Henry Stubbe, Henry Stubbe and the Beginnings of Islam: The Originall & Progress of Mahometanism, ed. by Nabil Matar (New York: Columbia University Press, 2014)
P. M. Holt, A Seventeenth-Century Defender of Islam: Henry Stubbe (1632-76) and his Book (London: Dr. Williamsâ€™s Trust, 1972)

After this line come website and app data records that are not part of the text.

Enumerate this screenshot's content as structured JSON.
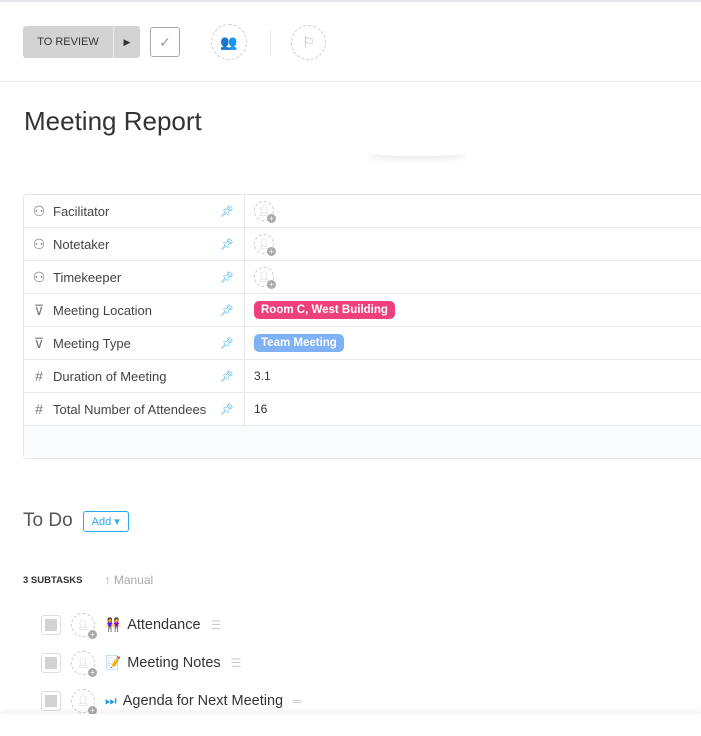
{
  "toolbar": {
    "status": "TO REVIEW",
    "status_color": "#d3d3d3"
  },
  "title": "Meeting Report",
  "fields": [
    {
      "name": "Facilitator",
      "icon": "user-icon",
      "value": ""
    },
    {
      "name": "Notetaker",
      "icon": "user-icon",
      "value": ""
    },
    {
      "name": "Timekeeper",
      "icon": "user-icon",
      "value": ""
    },
    {
      "name": "Meeting Location",
      "icon": "dropdown-icon",
      "value": "Room C, West Building",
      "color": "#f0407b"
    },
    {
      "name": "Meeting Type",
      "icon": "dropdown-icon",
      "value": "Team Meeting",
      "color": "#7fb1f5"
    },
    {
      "name": "Duration of Meeting",
      "icon": "number-icon",
      "value": "3.1"
    },
    {
      "name": "Total Number of Attendees",
      "icon": "number-icon",
      "value": "16"
    }
  ],
  "todo": {
    "label": "To Do",
    "add": "Add"
  },
  "subtasks": {
    "count_label": "3 SUBTASKS",
    "sort": "Manual",
    "items": [
      {
        "emoji": "👭",
        "name": "Attendance"
      },
      {
        "emoji": "📝",
        "name": "Meeting Notes"
      },
      {
        "emoji": "⏭",
        "name": "Agenda for Next Meeting"
      }
    ]
  }
}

James R. Jacob, Henry Stubbe, radical Protestantism and the early Enlightenment (Cambridge: Cambridge University Press, 1983)